The capital was brought to a halt again last week as London Underground workers joined the third in a series of 24-hour stoppages.
The strike, which began on 7pm on Tuesday of last week, is part of a fight for jobs and safety.
The action was at least as successful as the previous two. Once again, every line was affected with part and full suspensions and special services in place, while scores of stations were closed.
Despite bosses’ claims to be running a service, they were forced to cancel over 50 percent of trains on their special strike timetable, which was already much less than usual.
Around 10,000 members of the RMT and TSSA unions are fighting plans to slash 1,800 jobs across the tube network—which would hit the levels of safety and service.
There was a defiant mood on the picket lines with more workers turning out to picket than previously.

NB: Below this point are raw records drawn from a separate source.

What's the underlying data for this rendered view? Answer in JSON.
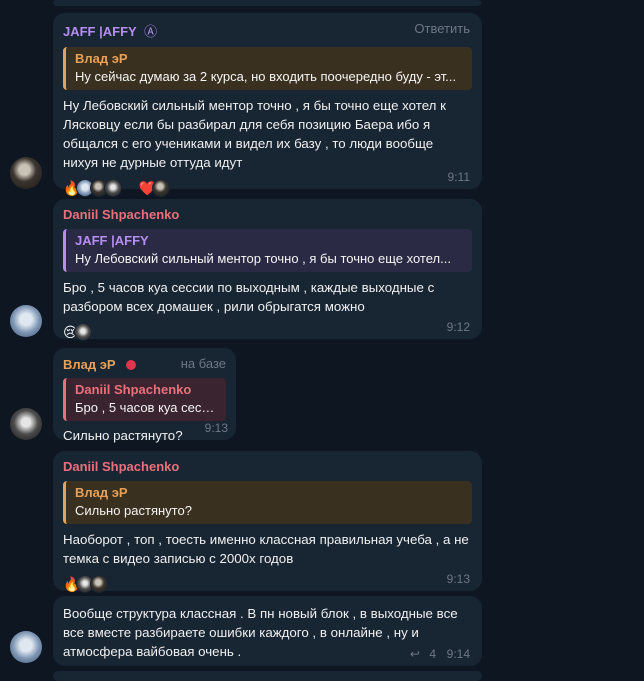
{
  "messages": [
    {
      "sender": "JAFF |AFFY",
      "sender_badge": "Ⓐ",
      "reply_label": "Ответить",
      "quote_name": "Влад эР",
      "quote_text": "Ну сейчас думаю за 2 курса, но входить поочередно буду - эт...",
      "text": "Ну Лебовский сильный ментор точно , я бы точно еще хотел к Лясковцу если бы разбирал для себя позицию Баера ибо я общался с его учениками и видел их базу , то люди вообще нихуя не дурные оттуда идут",
      "reactions": [
        "🔥",
        "❤️"
      ],
      "time": "9:11"
    },
    {
      "sender": "Daniil Shpachenko",
      "quote_name": "JAFF |AFFY",
      "quote_text": "Ну Лебовский сильный ментор точно , я бы точно еще хотел...",
      "text": "Бро , 5 часов куа сессии по выходным , каждые выходные с разбором всех домашек , рили обрыгатся можно",
      "reactions": [
        "😢"
      ],
      "time": "9:12"
    },
    {
      "sender": "Влад эР",
      "status": "на базе",
      "quote_name": "Daniil Shpachenko",
      "quote_text": "Бро , 5 часов куа сесс...",
      "text": "Сильно растянуто?",
      "time": "9:13"
    },
    {
      "sender": "Daniil Shpachenko",
      "quote_name": "Влад эР",
      "quote_text": "Сильно растянуто?",
      "text": "Наоборот , топ , тоесть именно классная правильная учеба , а не темка с видео записью с 2000х годов",
      "reactions": [
        "🔥"
      ],
      "time": "9:13"
    },
    {
      "text": "Вообще структура классная . В пн новый блок , в выходные все все вместе разбираете ошибки каждого , в онлайне , ну и атмосфера вайбовая очень .",
      "replies": "4",
      "time": "9:14"
    }
  ],
  "colors": {
    "background": "#0e1621",
    "bubble": "#182533",
    "jaff": "#b48ef0",
    "vlad": "#e8a158",
    "daniil": "#ec6f7c"
  }
}
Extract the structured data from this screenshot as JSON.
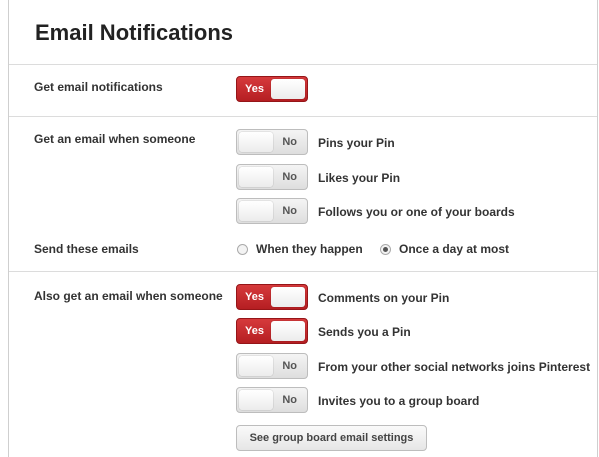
{
  "page_title": "Email Notifications",
  "sections": {
    "get_notifications": {
      "label": "Get email notifications",
      "toggle": "Yes"
    },
    "when_someone": {
      "label": "Get an email when someone",
      "items": [
        {
          "toggle": "No",
          "text": "Pins your Pin"
        },
        {
          "toggle": "No",
          "text": "Likes your Pin"
        },
        {
          "toggle": "No",
          "text": "Follows you or one of your boards"
        }
      ]
    },
    "send_emails": {
      "label": "Send these emails",
      "options": [
        "When they happen",
        "Once a day at most"
      ],
      "selected": "Once a day at most"
    },
    "also_when_someone": {
      "label": "Also get an email when someone",
      "items": [
        {
          "toggle": "Yes",
          "text": "Comments on your Pin"
        },
        {
          "toggle": "Yes",
          "text": "Sends you a Pin"
        },
        {
          "toggle": "No",
          "text": "From your other social networks joins Pinterest"
        },
        {
          "toggle": "No",
          "text": "Invites you to a group board"
        }
      ],
      "button": "See group board email settings"
    }
  },
  "colors": {
    "toggle_on": "#c52a2d",
    "toggle_off": "#e8e8e8"
  }
}
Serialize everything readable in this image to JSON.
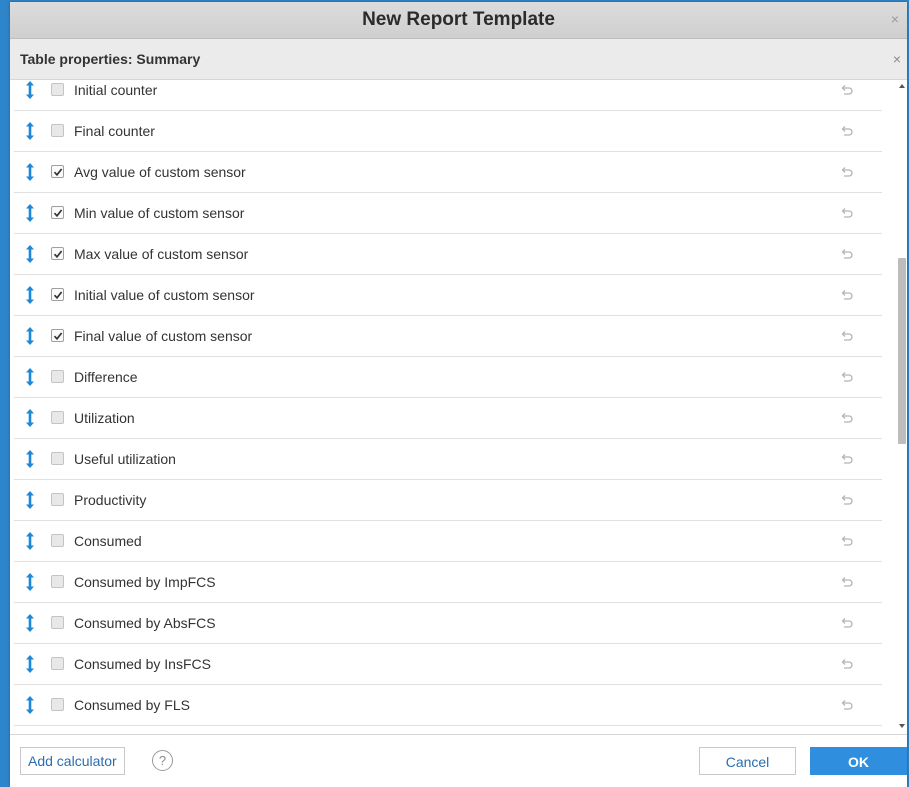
{
  "window": {
    "title": "New Report Template",
    "close_glyph": "×"
  },
  "dialog": {
    "title": "Table properties: Summary",
    "close_glyph": "×"
  },
  "rows": [
    {
      "label": "Initial counter",
      "checked": false
    },
    {
      "label": "Final counter",
      "checked": false
    },
    {
      "label": "Avg value of custom sensor",
      "checked": true
    },
    {
      "label": "Min value of custom sensor",
      "checked": true
    },
    {
      "label": "Max value of custom sensor",
      "checked": true
    },
    {
      "label": "Initial value of custom sensor",
      "checked": true
    },
    {
      "label": "Final value of custom sensor",
      "checked": true
    },
    {
      "label": "Difference",
      "checked": false
    },
    {
      "label": "Utilization",
      "checked": false
    },
    {
      "label": "Useful utilization",
      "checked": false
    },
    {
      "label": "Productivity",
      "checked": false
    },
    {
      "label": "Consumed",
      "checked": false
    },
    {
      "label": "Consumed by ImpFCS",
      "checked": false
    },
    {
      "label": "Consumed by AbsFCS",
      "checked": false
    },
    {
      "label": "Consumed by InsFCS",
      "checked": false
    },
    {
      "label": "Consumed by FLS",
      "checked": false
    }
  ],
  "footer": {
    "add_calculator_label": "Add calculator",
    "help_glyph": "?",
    "cancel_label": "Cancel",
    "ok_label": "OK"
  },
  "colors": {
    "accent": "#2f8fde",
    "drag_icon": "#1e88d8",
    "link_text": "#2a6db0",
    "background": "#2f85c9"
  },
  "icons": {
    "drag_handle": "drag-handle-icon",
    "checkbox": "checkbox-icon",
    "reset": "undo-icon",
    "help": "help-icon",
    "close": "close-icon"
  }
}
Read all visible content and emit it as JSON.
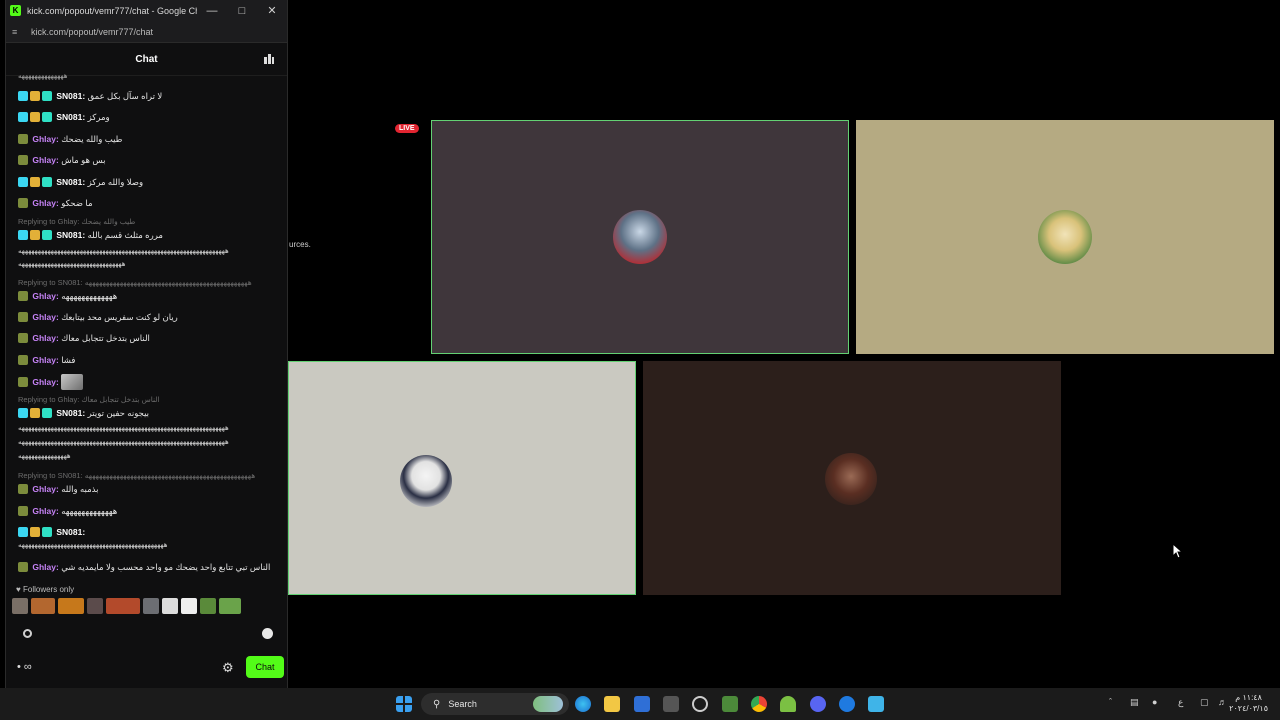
{
  "window": {
    "title": "kick.com/popout/vemr777/chat - Google Chro...",
    "url": "kick.com/popout/vemr777/chat",
    "favicon": "K"
  },
  "chat": {
    "header": "Chat",
    "messages": [
      {
        "user": "SN081:",
        "text": "لا تراه سآل بكل عمق",
        "badges": "full"
      },
      {
        "user": "SN081:",
        "text": "ومركز",
        "badges": "full"
      },
      {
        "user": "Ghlay:",
        "text": "طيب والله يضحك",
        "badges": "sub"
      },
      {
        "user": "Ghlay:",
        "text": "بس هو ماش",
        "badges": "sub"
      },
      {
        "user": "SN081:",
        "text": "وصلا والله مركز",
        "badges": "full"
      },
      {
        "user": "Ghlay:",
        "text": "ما ضحكو",
        "badges": "sub"
      }
    ],
    "top_fragment": "ههههههههههههههه",
    "reply1": "Replying to Ghlay: طيب والله يضحك",
    "msg7_user": "SN081:",
    "msg7_text": "مرره مثلث قسم بالله",
    "msg7_cont1": "ههههههههههههههههههههههههههههههههههههههههههههههههههههههههههههههههه",
    "msg7_cont2": "ههههههههههههههههههههههههههههههههه",
    "reply2": "Replying to SN081: هههههههههههههههههههههههههههههههههههههههههههههههه",
    "msg8_user": "Ghlay:",
    "msg8_text": "هههههههههههههه",
    "msg9_user": "Ghlay:",
    "msg9_text": "ريان لو كنت سفريس محد بيتابعك",
    "msg10_user": "Ghlay:",
    "msg10_text": "الناس بتدخل تتجابل معاك",
    "msg11_user": "Ghlay:",
    "msg11_text": "فشا",
    "msg12_user": "Ghlay:",
    "reply3": "Replying to Ghlay: الناس بتدخل تتجابل معاك",
    "msg13_user": "SN081:",
    "msg13_text": "بيجونه حفين تويتر",
    "msg13_cont1": "ههههههههههههههههههههههههههههههههههههههههههههههههههههههههههههههههه",
    "msg13_cont2": "ههههههههههههههههههههههههههههههههههههههههههههههههههههههههههههههههه",
    "msg13_cont3": "هههههههههههههههه",
    "reply4": "Replying to SN081: ههههههههههههههههههههههههههههههههههههههههههههههههه",
    "msg14_user": "Ghlay:",
    "msg14_text": "بذمبه والله",
    "msg15_user": "Ghlay:",
    "msg15_text": "هههههههههههههه",
    "msg16_user": "SN081:",
    "msg16_cont": "هههههههههههههههههههههههههههههههههههههههههههههه",
    "msg17_user": "Ghlay:",
    "msg17_text": "الناس تبي تتابع واحد يضحك مو واحد محسب ولا مايمديه شي",
    "followers_only": "Followers only",
    "send_label": "Chat",
    "points_label": "∞"
  },
  "stream": {
    "live_label": "LIVE",
    "side_text": "urces."
  },
  "taskbar": {
    "search_label": "Search",
    "clock_time": "١١:٤٨ م",
    "clock_date": "٢٠٢٤/٠٣/١٥",
    "lang": "ع"
  },
  "colors": {
    "kick_green": "#53fc18",
    "username_purple": "#c582f5",
    "active_border": "#63d173",
    "live_red": "#e22531"
  }
}
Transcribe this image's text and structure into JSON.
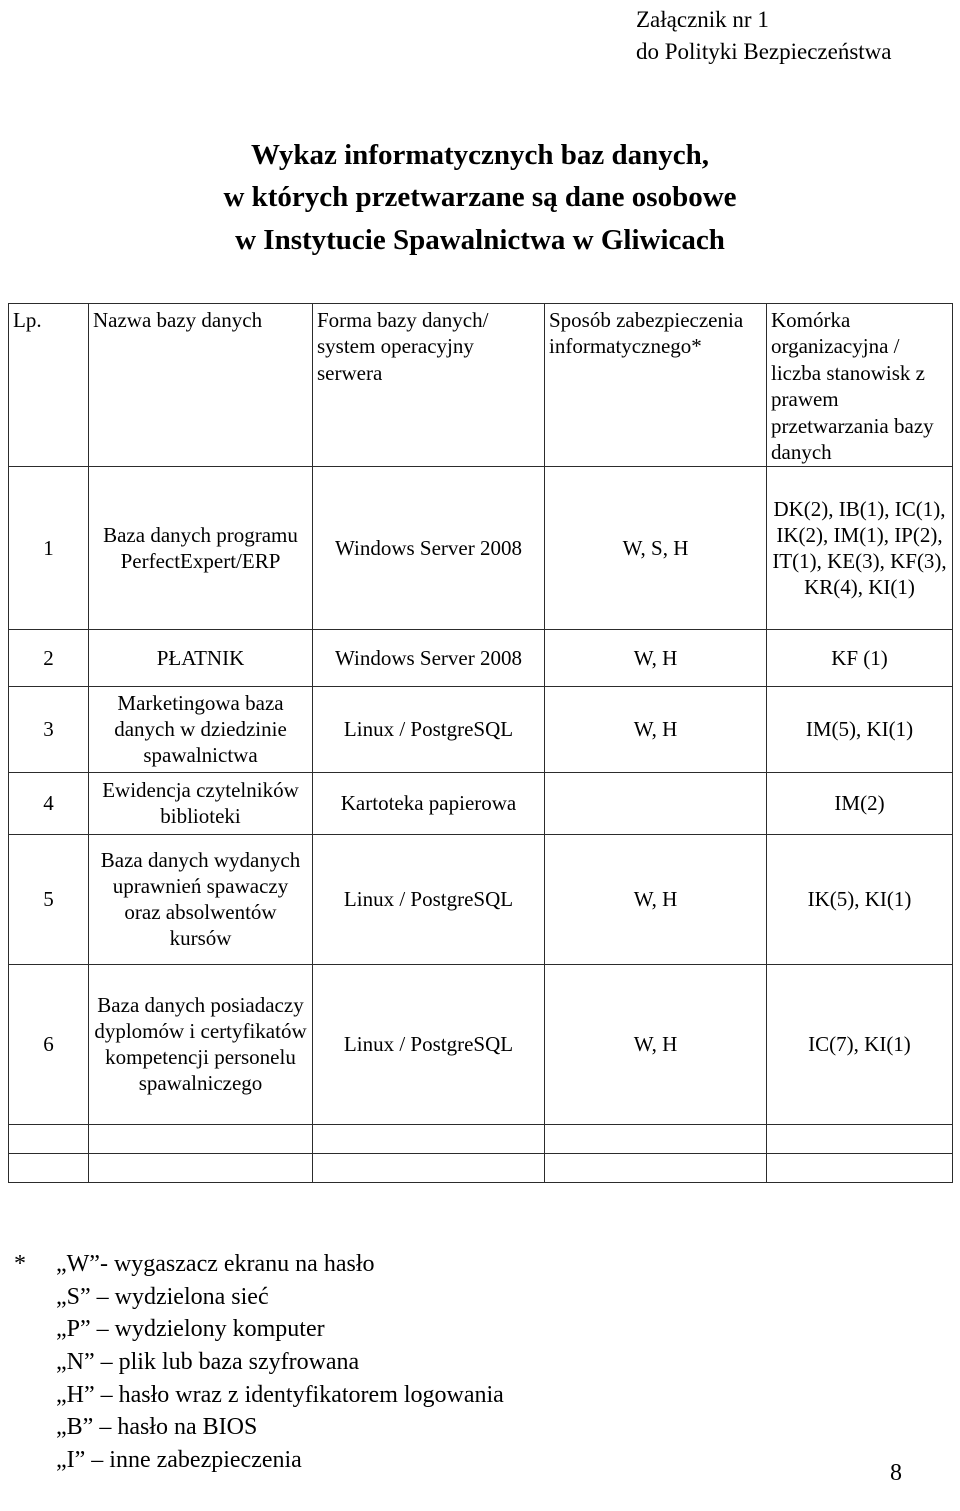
{
  "annex": {
    "line1": "Załącznik nr 1",
    "line2": "do Polityki Bezpieczeństwa"
  },
  "title": {
    "line1": "Wykaz informatycznych baz danych,",
    "line2": "w których przetwarzane są dane osobowe",
    "line3": "w Instytucie Spawalnictwa w Gliwicach"
  },
  "table": {
    "headers": {
      "lp": "Lp.",
      "name": "Nazwa bazy danych",
      "form": "Forma bazy danych/ system operacyjny serwera",
      "security": "Sposób zabezpieczenia informatycznego*",
      "org": "Komórka organizacyjna / liczba stanowisk z prawem przetwarzania bazy danych"
    },
    "rows": [
      {
        "lp": "1",
        "name": "Baza danych programu PerfectExpert/ERP",
        "form": "Windows Server 2008",
        "security": "W, S, H",
        "org": "DK(2), IB(1), IC(1), IK(2), IM(1), IP(2), IT(1), KE(3), KF(3), KR(4), KI(1)"
      },
      {
        "lp": "2",
        "name": "PŁATNIK",
        "form": "Windows Server 2008",
        "security": "W, H",
        "org": "KF (1)"
      },
      {
        "lp": "3",
        "name": "Marketingowa baza danych w dziedzinie spawalnictwa",
        "form": "Linux / PostgreSQL",
        "security": "W, H",
        "org": "IM(5), KI(1)"
      },
      {
        "lp": "4",
        "name": "Ewidencja czytelników biblioteki",
        "form": "Kartoteka papierowa",
        "security": "",
        "org": "IM(2)"
      },
      {
        "lp": "5",
        "name": "Baza danych wydanych uprawnień spawaczy oraz absolwentów kursów",
        "form": "Linux / PostgreSQL",
        "security": "W, H",
        "org": "IK(5), KI(1)"
      },
      {
        "lp": "6",
        "name": "Baza danych posiadaczy dyplomów i certyfikatów kompetencji personelu spawalniczego",
        "form": "Linux / PostgreSQL",
        "security": "W, H",
        "org": "IC(7), KI(1)"
      },
      {
        "lp": "",
        "name": "",
        "form": "",
        "security": "",
        "org": ""
      },
      {
        "lp": "",
        "name": "",
        "form": "",
        "security": "",
        "org": ""
      }
    ]
  },
  "legend": {
    "marker": "*",
    "items": [
      "„W”- wygaszacz ekranu na hasło",
      "„S” – wydzielona sieć",
      "„P” – wydzielony komputer",
      "„N” – plik lub baza szyfrowana",
      "„H” – hasło wraz z identyfikatorem logowania",
      "„B” – hasło na BIOS",
      "„I” – inne zabezpieczenia"
    ]
  },
  "page_number": "8"
}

This followed the magnificent solidarity shown by more than 100 tube workers, including those in the drivers’ Aslef union, when they refused to work on safety grounds during the firefighters’ strike.
One picket told Socialist Worker, “We need to support union members everywhere, even if we are in different unions, as it is all part of the same fight.
“I think that every union should get together to strike, like they’ve been doing in France.
“The 7/7 inquest has shown how important tube staff are. We’re the ones that went into the tunnels to help people. Station staff are also important when people fall or throw themselves under a train.
“If they cut these jobs, who’s going to be there when there are major incidents?
“My position is one of those that has been ‘displaced’ so I don’t know if I’ll have a job in February. The managers aren’t telling me anything. So it’s good to see the guys here on the picket line backing me up.”
Another 24-hour strike is set to begin at 7pm on Sunday 28 November, and union members are discussing how to win the dispute.
A number of RMT branches passed a motion calling for the action to be extended to 48‑hours and to be coordinated with the firefighters.
While the second plank of this strategy no longer applies, many activists are still arguing for the length of the strikes to be increased.
“With a month’s gap between the strikes there is a danger of losing momentum in the dispute,” said another striker. “The union needs to come up with a positive plan to take it forward.
“There was an announcement that there would be no tube strikes over Christmas last week, without any discussion.
“The overtime ban is having an effect with managers running around trying to plug gaps in the service, but the union needs to push this dispute forward.”